(Records from a collection)

···

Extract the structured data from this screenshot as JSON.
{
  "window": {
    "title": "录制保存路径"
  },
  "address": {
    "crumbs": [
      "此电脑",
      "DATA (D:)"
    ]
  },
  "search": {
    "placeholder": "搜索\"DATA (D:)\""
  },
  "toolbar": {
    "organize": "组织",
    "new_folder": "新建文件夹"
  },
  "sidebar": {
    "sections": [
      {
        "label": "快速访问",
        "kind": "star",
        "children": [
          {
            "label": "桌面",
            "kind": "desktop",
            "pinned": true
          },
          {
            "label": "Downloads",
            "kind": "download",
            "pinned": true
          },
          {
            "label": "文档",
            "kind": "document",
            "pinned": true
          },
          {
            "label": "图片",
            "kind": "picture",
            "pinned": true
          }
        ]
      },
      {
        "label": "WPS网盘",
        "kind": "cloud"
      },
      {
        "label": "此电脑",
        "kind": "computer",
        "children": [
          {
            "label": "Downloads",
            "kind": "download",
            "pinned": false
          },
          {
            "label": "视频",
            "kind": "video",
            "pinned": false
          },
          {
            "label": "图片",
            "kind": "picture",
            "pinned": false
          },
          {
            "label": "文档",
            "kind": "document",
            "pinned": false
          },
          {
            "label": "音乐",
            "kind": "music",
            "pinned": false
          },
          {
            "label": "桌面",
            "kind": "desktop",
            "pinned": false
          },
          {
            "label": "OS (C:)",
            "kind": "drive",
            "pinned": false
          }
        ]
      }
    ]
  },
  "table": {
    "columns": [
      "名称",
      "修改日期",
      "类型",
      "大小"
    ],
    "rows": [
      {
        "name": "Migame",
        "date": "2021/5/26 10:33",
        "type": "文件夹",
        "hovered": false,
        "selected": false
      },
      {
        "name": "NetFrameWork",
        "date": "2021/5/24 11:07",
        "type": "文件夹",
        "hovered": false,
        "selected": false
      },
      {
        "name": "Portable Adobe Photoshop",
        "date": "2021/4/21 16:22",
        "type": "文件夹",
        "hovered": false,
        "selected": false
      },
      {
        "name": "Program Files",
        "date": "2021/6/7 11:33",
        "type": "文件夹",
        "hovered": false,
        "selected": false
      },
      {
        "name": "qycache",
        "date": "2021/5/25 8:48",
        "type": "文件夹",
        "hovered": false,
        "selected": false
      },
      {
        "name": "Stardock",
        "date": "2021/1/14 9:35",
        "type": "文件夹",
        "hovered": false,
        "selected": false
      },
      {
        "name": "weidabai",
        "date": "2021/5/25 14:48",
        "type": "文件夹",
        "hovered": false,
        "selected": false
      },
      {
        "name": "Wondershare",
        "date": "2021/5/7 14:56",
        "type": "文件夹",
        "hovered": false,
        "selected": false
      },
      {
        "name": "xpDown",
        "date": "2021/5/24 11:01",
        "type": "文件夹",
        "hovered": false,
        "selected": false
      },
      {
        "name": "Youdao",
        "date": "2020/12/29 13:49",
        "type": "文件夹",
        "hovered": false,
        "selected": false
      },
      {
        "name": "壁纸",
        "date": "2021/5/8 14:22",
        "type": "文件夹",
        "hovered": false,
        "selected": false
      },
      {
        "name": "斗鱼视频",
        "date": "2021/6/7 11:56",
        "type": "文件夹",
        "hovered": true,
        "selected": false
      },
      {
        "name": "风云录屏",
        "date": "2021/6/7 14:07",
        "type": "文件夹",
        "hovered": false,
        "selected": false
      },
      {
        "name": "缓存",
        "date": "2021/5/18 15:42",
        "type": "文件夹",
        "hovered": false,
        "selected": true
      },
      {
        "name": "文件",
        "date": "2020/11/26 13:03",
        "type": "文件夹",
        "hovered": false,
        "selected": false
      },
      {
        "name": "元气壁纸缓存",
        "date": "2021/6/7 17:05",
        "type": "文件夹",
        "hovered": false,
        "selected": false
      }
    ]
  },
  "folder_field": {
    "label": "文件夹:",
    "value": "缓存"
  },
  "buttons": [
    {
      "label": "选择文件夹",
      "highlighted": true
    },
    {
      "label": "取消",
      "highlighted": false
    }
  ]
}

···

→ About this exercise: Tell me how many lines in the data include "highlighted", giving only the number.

→ Result: 2